Task to carry out:
A complete response lists each line of the data below that includes the word "desc".

Material supplied:
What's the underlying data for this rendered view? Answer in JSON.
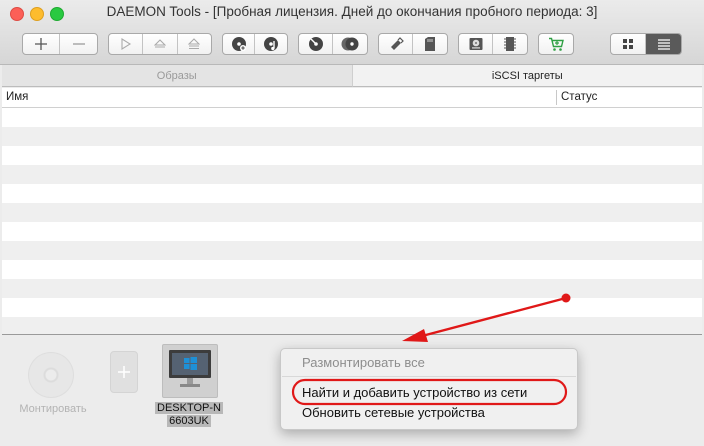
{
  "window": {
    "title": "DAEMON Tools - [Пробная лицензия. Дней до окончания пробного периода: 3]"
  },
  "toolbar": {
    "icons": [
      "add-icon",
      "remove-icon",
      "play-icon",
      "eject-icon",
      "eject-all-icon",
      "disc-create-icon",
      "disc-music-icon",
      "disc-burn-icon",
      "disc-copy-icon",
      "usb-stick-icon",
      "sd-card-icon",
      "virtual-drive-icon",
      "chip-icon",
      "cart-icon",
      "grid-view-icon",
      "list-view-icon"
    ]
  },
  "tabs": [
    {
      "label": "Образы",
      "active": false
    },
    {
      "label": "iSCSI таргеты",
      "active": true
    }
  ],
  "table": {
    "columns": [
      "Имя",
      "Статус"
    ],
    "rows": []
  },
  "bottom": {
    "mount_label": "Монтировать",
    "device_label_line1": "DESKTOP-N",
    "device_label_line2": "6603UK"
  },
  "context_menu": {
    "items": [
      {
        "label": "Размонтировать все",
        "enabled": false
      },
      {
        "label": "Найти и добавить устройство из сети",
        "enabled": true,
        "highlighted": true
      },
      {
        "label": "Обновить сетевые устройства",
        "enabled": true
      }
    ]
  },
  "colors": {
    "annotation_red": "#e01818",
    "windows_blue": "#1e90d6"
  }
}
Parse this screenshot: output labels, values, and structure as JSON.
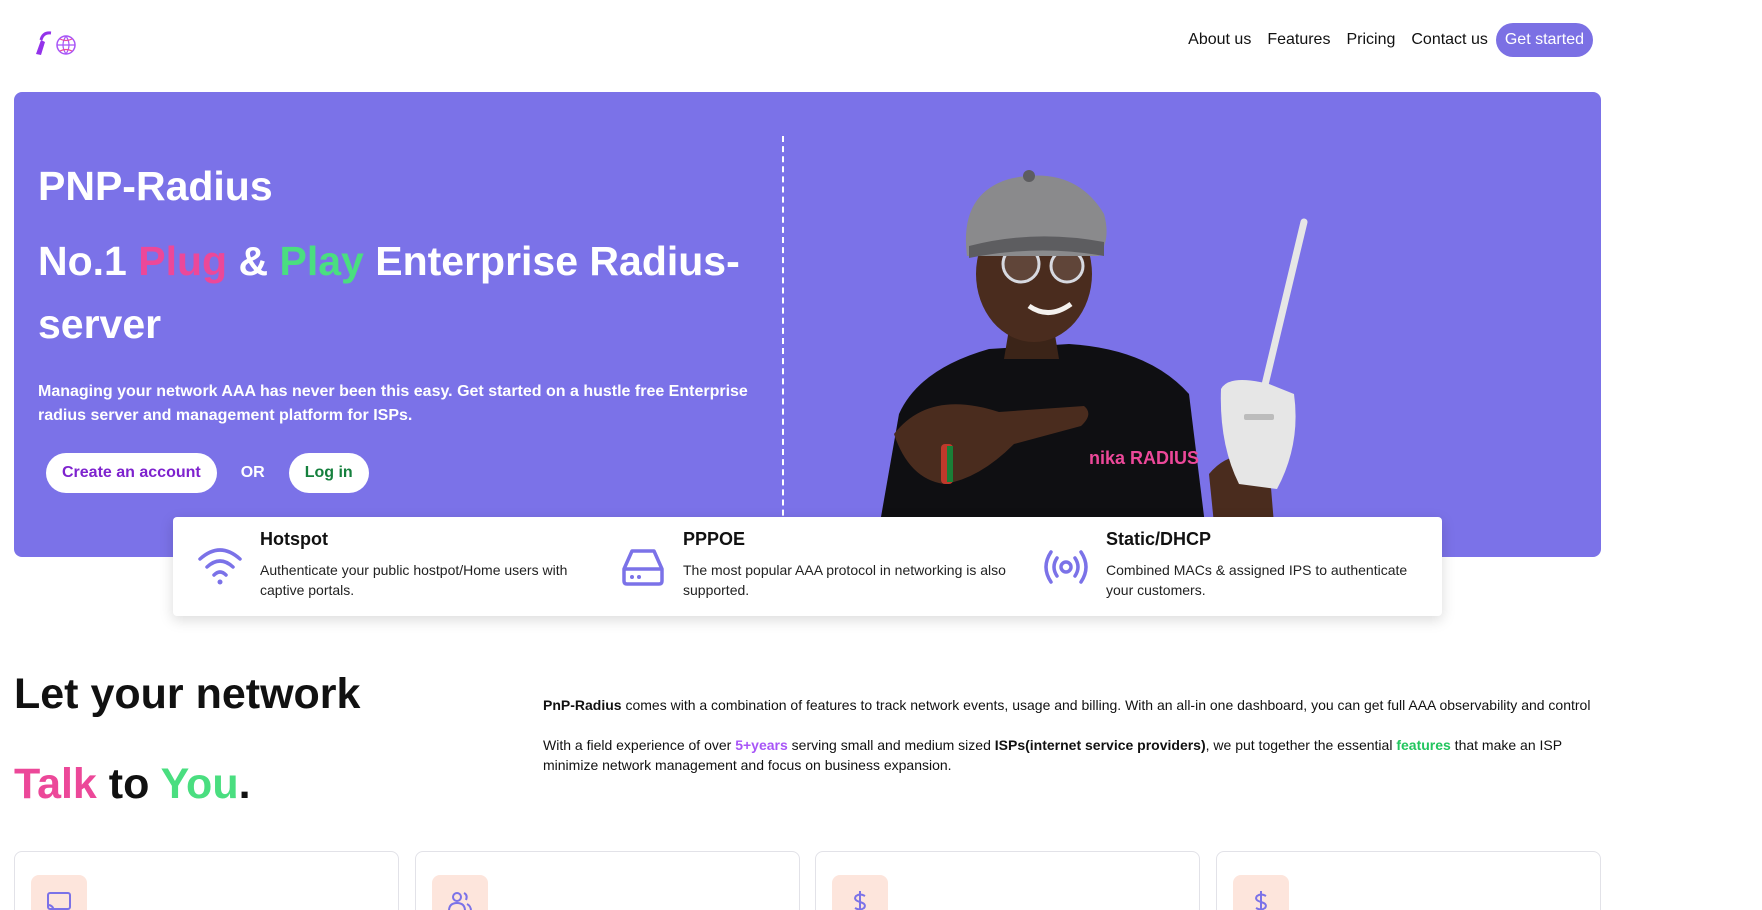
{
  "header": {
    "logo_icon": "plug-globe-logo-icon",
    "nav": [
      {
        "label": "About us"
      },
      {
        "label": "Features"
      },
      {
        "label": "Pricing"
      },
      {
        "label": "Contact us"
      }
    ],
    "cta_label": "Get started"
  },
  "hero": {
    "brand": "PNP-Radius",
    "headline_prefix": "No.1 ",
    "headline_plug": "Plug",
    "headline_amp": " & ",
    "headline_play": "Play",
    "headline_suffix": " Enterprise Radius-server",
    "subtitle": "Managing your network AAA has never been this easy. Get started on a hustle free Enterprise radius server and management platform for ISPs.",
    "create_label": "Create an account",
    "or_label": "OR",
    "login_label": "Log in",
    "image_shirt_text": "nika RADIUS"
  },
  "features": [
    {
      "icon": "wifi-icon",
      "title": "Hotspot",
      "desc": "Authenticate your public hostpot/Home users with captive portals."
    },
    {
      "icon": "hard-drive-icon",
      "title": "PPPOE",
      "desc": "The most popular AAA protocol in networking is also supported."
    },
    {
      "icon": "broadcast-icon",
      "title": "Static/DHCP",
      "desc": "Combined MACs & assigned IPS to authenticate your customers."
    }
  ],
  "section": {
    "heading_line1": "Let your network",
    "talk": "Talk",
    "to": " to ",
    "you": "You",
    "period": ".",
    "para1_brand": "PnP-Radius",
    "para1_rest": " comes with a combination of features to track network events, usage and billing. With an all-in one dashboard, you can get full AAA observability and control",
    "para2_a": "With a field experience of over ",
    "para2_years": "5+years",
    "para2_b": " serving small and medium sized ",
    "para2_isps": "ISPs(internet service providers)",
    "para2_c": ", we put together the essential ",
    "para2_features": "features",
    "para2_d": " that make an ISP minimize network management and focus on business expansion."
  },
  "cards": [
    {
      "icon": "cast-icon"
    },
    {
      "icon": "users-icon"
    },
    {
      "icon": "dollar-icon"
    },
    {
      "icon": "dollar-icon"
    }
  ],
  "colors": {
    "accent": "#7b72e8",
    "pink": "#ec4899",
    "green": "#4ade80",
    "purple": "#a855f7"
  }
}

Task answer:
      "desc": "Authenticate your public hostpot/Home users with captive portals."
      "desc": "The most popular AAA protocol in networking is also supported."
      "desc": "Combined MACs & assigned IPS to authenticate your customers."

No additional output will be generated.